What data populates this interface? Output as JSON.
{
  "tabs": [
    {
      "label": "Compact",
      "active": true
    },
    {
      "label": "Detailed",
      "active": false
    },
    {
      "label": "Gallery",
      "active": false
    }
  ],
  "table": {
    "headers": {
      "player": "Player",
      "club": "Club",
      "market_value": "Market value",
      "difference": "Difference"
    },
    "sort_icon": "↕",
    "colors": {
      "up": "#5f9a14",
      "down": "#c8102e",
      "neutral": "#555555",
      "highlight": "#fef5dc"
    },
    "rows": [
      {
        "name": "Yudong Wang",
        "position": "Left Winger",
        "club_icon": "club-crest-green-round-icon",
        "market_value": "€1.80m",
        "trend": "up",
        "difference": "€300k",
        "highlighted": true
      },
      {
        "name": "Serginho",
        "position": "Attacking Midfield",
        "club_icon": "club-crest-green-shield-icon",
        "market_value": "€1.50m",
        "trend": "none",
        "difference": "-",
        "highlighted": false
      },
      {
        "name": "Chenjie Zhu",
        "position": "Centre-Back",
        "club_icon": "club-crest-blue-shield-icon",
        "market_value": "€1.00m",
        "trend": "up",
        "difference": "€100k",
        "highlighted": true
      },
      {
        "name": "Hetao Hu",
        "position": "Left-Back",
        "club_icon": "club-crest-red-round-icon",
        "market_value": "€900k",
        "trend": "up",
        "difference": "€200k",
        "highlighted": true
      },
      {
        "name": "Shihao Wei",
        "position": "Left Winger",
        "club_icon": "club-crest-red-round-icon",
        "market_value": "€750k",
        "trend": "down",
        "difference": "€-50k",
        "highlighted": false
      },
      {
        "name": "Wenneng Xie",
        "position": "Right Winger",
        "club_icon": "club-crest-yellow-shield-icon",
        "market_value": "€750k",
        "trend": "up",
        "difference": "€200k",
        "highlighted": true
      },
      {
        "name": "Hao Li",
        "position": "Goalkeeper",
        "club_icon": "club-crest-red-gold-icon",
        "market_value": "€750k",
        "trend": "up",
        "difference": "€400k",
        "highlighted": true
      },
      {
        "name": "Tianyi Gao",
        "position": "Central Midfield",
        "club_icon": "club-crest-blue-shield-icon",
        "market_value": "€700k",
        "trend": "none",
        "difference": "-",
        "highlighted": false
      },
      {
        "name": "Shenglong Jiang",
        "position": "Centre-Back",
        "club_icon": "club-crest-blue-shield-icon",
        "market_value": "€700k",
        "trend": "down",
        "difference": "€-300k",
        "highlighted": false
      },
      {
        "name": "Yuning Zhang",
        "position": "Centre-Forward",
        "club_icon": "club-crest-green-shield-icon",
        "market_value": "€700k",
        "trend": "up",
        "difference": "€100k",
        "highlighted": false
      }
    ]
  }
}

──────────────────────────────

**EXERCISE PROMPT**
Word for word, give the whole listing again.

**EXERCISE ANSWER**
What data populates this interface? Output as JSON.
{
  "tabs": [
    {
      "label": "Compact",
      "active": true
    },
    {
      "label": "Detailed",
      "active": false
    },
    {
      "label": "Gallery",
      "active": false
    }
  ],
  "table": {
    "headers": {
      "player": "Player",
      "club": "Club",
      "market_value": "Market value",
      "difference": "Difference"
    },
    "sort_icon": "↕",
    "colors": {
      "up": "#5f9a14",
      "down": "#c8102e",
      "neutral": "#555555",
      "highlight": "#fef5dc"
    },
    "rows": [
      {
        "name": "Yudong Wang",
        "position": "Left Winger",
        "club_icon": "club-crest-green-round-icon",
        "market_value": "€1.80m",
        "trend": "up",
        "difference": "€300k",
        "highlighted": true
      },
      {
        "name": "Serginho",
        "position": "Attacking Midfield",
        "club_icon": "club-crest-green-shield-icon",
        "market_value": "€1.50m",
        "trend": "none",
        "difference": "-",
        "highlighted": false
      },
      {
        "name": "Chenjie Zhu",
        "position": "Centre-Back",
        "club_icon": "club-crest-blue-shield-icon",
        "market_value": "€1.00m",
        "trend": "up",
        "difference": "€100k",
        "highlighted": true
      },
      {
        "name": "Hetao Hu",
        "position": "Left-Back",
        "club_icon": "club-crest-red-round-icon",
        "market_value": "€900k",
        "trend": "up",
        "difference": "€200k",
        "highlighted": true
      },
      {
        "name": "Shihao Wei",
        "position": "Left Winger",
        "club_icon": "club-crest-red-round-icon",
        "market_value": "€750k",
        "trend": "down",
        "difference": "€-50k",
        "highlighted": false
      },
      {
        "name": "Wenneng Xie",
        "position": "Right Winger",
        "club_icon": "club-crest-yellow-shield-icon",
        "market_value": "€750k",
        "trend": "up",
        "difference": "€200k",
        "highlighted": true
      },
      {
        "name": "Hao Li",
        "position": "Goalkeeper",
        "club_icon": "club-crest-red-gold-icon",
        "market_value": "€750k",
        "trend": "up",
        "difference": "€400k",
        "highlighted": true
      },
      {
        "name": "Tianyi Gao",
        "position": "Central Midfield",
        "club_icon": "club-crest-blue-shield-icon",
        "market_value": "€700k",
        "trend": "none",
        "difference": "-",
        "highlighted": false
      },
      {
        "name": "Shenglong Jiang",
        "position": "Centre-Back",
        "club_icon": "club-crest-blue-shield-icon",
        "market_value": "€700k",
        "trend": "down",
        "difference": "€-300k",
        "highlighted": false
      },
      {
        "name": "Yuning Zhang",
        "position": "Centre-Forward",
        "club_icon": "club-crest-green-shield-icon",
        "market_value": "€700k",
        "trend": "up",
        "difference": "€100k",
        "highlighted": false
      }
    ]
  }
}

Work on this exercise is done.